Lift every line from the entries that includes the word "this".

───── Data shown ─────

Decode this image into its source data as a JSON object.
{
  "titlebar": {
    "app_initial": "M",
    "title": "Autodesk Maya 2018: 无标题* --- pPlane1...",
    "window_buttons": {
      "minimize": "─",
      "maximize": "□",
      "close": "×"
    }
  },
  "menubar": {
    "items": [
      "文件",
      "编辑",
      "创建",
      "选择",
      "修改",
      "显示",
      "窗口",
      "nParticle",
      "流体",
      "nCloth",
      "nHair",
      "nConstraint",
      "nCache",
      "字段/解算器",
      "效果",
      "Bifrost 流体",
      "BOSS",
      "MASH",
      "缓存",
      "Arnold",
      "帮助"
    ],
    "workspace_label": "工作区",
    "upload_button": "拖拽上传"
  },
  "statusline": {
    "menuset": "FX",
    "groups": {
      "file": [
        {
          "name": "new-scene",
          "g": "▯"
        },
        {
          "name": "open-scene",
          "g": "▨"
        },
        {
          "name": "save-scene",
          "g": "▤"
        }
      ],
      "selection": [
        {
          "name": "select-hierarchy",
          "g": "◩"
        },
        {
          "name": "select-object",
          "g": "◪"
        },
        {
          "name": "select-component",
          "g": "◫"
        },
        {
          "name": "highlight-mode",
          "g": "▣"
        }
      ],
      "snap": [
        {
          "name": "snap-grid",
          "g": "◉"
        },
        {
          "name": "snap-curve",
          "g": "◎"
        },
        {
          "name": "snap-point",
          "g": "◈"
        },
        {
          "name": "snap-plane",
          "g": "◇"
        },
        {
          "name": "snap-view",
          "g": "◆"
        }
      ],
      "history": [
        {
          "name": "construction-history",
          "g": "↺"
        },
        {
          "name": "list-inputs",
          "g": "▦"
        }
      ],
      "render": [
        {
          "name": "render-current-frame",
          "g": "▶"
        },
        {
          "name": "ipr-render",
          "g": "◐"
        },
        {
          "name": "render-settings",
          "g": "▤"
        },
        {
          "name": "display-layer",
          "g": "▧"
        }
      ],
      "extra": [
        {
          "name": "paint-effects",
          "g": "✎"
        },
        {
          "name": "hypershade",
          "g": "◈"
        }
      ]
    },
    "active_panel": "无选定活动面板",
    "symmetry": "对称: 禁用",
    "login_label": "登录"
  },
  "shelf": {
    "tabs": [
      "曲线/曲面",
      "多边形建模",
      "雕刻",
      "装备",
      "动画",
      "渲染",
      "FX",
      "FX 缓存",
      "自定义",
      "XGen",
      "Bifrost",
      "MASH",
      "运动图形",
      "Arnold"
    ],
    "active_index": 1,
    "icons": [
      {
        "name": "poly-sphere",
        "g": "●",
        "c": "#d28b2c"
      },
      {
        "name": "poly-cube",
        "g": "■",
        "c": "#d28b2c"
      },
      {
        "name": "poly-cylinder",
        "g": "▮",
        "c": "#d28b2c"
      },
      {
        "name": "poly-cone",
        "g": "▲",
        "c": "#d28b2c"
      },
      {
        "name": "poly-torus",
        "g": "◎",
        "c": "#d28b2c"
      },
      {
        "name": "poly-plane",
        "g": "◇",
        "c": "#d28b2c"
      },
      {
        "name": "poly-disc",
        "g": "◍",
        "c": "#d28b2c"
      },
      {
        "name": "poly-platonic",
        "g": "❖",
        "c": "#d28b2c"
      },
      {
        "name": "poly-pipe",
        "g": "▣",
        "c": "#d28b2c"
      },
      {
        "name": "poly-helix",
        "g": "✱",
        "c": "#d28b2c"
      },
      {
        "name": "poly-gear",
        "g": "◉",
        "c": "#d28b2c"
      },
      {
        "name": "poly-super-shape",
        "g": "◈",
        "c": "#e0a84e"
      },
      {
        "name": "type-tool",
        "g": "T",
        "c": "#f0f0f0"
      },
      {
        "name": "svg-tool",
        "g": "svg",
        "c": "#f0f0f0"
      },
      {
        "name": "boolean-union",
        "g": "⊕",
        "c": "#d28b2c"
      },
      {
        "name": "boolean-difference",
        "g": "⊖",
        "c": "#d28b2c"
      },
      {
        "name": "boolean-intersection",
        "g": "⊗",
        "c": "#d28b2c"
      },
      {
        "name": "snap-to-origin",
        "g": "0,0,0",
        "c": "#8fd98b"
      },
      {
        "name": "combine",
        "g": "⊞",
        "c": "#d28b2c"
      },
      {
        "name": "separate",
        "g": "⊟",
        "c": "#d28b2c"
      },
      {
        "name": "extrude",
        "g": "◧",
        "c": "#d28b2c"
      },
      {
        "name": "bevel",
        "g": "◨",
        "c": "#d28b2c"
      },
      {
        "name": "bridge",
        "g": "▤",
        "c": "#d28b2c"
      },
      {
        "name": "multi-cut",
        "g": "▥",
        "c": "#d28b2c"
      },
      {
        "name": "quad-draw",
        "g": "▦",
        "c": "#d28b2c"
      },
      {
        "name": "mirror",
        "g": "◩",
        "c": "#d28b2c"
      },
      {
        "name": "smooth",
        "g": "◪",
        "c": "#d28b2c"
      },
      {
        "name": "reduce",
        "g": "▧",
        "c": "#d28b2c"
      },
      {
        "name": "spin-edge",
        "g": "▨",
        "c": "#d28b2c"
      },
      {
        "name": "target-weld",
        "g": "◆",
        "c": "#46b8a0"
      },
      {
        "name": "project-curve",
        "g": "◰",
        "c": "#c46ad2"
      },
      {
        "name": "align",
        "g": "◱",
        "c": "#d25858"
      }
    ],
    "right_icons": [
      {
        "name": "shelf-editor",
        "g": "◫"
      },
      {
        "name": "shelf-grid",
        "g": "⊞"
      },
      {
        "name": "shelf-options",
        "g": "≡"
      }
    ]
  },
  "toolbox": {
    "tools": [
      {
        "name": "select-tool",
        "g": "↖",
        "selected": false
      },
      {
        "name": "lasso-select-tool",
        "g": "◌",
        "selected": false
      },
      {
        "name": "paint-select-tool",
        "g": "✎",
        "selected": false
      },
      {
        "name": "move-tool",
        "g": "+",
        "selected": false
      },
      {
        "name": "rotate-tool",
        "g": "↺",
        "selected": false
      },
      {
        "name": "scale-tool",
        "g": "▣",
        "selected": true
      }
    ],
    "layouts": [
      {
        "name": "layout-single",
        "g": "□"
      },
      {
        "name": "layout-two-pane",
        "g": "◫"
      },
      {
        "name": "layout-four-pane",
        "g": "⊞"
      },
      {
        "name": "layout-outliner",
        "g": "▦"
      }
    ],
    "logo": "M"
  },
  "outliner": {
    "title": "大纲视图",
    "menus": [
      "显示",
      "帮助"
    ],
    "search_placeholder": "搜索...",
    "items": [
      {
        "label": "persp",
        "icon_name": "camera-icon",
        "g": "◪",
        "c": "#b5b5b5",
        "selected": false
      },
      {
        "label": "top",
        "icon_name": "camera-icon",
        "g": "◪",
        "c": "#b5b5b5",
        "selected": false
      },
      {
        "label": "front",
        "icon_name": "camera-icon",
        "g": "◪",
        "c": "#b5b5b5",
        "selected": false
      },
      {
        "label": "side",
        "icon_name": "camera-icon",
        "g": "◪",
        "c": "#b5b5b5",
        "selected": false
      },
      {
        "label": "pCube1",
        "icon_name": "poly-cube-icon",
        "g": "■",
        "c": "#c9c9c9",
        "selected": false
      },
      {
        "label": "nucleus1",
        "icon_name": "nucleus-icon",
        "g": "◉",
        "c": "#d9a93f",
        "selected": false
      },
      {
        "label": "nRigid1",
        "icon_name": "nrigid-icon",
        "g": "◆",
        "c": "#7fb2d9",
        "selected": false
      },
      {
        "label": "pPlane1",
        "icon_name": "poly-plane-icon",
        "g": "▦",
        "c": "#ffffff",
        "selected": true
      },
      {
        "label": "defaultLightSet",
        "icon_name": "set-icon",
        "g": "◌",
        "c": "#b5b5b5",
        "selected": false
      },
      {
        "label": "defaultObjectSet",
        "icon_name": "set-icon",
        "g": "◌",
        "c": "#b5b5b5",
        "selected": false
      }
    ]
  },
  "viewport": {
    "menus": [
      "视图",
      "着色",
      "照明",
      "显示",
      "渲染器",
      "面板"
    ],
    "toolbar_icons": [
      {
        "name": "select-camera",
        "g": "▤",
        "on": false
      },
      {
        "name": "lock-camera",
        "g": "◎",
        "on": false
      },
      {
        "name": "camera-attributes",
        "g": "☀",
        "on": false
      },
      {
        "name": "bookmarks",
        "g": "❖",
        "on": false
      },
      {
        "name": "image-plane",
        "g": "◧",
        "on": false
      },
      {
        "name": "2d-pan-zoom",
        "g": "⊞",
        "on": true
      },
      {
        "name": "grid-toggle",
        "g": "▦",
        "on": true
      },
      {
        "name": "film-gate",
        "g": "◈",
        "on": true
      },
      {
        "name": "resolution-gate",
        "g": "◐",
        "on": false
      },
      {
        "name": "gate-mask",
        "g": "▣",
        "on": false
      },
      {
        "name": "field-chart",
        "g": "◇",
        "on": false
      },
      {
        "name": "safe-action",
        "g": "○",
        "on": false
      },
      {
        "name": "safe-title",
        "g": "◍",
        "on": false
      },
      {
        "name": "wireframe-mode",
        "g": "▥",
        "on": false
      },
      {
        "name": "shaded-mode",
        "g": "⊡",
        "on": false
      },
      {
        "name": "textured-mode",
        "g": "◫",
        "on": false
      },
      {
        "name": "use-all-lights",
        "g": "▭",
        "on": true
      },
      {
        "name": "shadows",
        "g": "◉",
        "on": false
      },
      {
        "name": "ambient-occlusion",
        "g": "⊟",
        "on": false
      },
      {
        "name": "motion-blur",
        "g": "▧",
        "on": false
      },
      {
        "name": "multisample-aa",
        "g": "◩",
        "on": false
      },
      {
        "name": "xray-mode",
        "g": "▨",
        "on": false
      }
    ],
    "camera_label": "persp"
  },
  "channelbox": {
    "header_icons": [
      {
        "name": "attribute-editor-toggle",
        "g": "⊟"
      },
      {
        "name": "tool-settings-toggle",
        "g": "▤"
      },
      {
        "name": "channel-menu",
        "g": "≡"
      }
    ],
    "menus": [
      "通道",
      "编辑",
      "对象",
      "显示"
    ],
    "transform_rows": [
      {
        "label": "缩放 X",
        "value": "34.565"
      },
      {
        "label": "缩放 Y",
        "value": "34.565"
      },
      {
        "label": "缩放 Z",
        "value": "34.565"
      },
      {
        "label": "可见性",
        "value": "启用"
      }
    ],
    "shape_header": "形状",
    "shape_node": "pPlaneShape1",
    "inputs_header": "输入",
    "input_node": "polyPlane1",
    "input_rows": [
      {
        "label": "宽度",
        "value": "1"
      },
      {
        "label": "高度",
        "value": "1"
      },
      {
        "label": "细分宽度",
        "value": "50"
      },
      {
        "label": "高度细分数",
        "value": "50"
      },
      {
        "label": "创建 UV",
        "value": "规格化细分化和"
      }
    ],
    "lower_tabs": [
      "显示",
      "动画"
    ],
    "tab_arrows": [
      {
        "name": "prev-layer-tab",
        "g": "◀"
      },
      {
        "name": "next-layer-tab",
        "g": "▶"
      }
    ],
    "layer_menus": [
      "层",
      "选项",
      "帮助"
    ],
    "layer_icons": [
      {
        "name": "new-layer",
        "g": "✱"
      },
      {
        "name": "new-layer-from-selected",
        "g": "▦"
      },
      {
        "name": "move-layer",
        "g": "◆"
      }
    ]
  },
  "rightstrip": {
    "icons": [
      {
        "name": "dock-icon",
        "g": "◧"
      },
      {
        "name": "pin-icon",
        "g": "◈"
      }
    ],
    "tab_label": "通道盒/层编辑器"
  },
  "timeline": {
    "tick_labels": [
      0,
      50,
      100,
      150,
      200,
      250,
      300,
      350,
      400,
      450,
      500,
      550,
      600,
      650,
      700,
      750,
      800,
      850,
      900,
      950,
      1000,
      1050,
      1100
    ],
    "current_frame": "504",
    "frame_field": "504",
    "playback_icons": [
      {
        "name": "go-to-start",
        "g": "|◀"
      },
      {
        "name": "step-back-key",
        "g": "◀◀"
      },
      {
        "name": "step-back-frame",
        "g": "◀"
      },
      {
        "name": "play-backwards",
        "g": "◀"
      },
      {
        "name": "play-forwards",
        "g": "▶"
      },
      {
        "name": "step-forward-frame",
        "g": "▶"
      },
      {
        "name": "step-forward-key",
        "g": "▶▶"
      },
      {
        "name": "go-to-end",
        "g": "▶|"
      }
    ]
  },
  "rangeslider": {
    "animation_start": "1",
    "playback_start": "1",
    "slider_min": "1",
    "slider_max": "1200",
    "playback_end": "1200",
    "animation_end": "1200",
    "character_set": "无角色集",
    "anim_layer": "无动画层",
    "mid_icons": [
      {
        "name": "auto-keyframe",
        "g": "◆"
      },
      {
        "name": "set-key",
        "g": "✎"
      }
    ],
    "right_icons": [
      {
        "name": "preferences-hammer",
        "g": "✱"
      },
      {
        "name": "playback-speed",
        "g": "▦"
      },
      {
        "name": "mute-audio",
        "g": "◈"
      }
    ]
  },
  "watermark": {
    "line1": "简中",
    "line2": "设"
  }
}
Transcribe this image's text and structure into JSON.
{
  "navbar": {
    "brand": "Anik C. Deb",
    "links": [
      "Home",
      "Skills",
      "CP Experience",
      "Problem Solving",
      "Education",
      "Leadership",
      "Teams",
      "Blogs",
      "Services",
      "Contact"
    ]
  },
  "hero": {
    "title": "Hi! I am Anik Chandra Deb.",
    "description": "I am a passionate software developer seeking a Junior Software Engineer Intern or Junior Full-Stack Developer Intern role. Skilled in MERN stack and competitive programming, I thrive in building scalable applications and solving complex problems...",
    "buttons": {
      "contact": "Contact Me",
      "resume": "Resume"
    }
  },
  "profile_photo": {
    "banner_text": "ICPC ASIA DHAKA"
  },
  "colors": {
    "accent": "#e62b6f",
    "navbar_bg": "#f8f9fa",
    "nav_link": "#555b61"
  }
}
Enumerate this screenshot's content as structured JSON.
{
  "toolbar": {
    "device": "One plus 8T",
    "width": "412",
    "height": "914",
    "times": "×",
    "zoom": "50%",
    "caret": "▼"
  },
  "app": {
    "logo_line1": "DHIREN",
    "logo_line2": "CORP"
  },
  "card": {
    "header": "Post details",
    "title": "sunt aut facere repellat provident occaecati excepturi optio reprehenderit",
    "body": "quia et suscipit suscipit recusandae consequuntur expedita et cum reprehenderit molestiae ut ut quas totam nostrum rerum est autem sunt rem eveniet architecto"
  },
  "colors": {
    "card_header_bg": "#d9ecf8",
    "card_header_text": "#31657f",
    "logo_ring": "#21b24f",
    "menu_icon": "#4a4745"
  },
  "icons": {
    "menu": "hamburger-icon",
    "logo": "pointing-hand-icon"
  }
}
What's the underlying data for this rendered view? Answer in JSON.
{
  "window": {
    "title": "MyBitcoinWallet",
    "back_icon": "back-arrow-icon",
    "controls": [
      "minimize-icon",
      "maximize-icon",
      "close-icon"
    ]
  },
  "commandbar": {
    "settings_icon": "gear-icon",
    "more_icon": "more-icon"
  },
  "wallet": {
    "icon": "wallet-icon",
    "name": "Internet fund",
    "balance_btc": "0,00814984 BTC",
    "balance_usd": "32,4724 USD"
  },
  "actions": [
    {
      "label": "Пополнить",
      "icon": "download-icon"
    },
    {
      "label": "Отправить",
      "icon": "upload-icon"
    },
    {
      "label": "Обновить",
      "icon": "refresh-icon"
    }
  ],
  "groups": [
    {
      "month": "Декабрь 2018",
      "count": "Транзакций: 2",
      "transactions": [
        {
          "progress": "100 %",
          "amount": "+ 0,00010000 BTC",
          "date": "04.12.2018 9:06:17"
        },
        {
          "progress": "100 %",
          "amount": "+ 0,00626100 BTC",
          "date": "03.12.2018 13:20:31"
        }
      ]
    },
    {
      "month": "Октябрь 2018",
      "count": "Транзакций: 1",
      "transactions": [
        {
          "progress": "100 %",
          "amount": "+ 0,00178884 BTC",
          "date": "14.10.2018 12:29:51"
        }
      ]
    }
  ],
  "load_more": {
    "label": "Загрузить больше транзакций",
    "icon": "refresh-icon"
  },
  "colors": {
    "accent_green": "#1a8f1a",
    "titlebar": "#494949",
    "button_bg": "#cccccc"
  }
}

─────

→ **Response to the exercise**:
Decode this image into its source data as a JSON object.
Transcribe this image's text and structure into JSON.
Enumerate this screenshot's content as structured JSON.
What's the underlying data for this rendered view? Answer in JSON.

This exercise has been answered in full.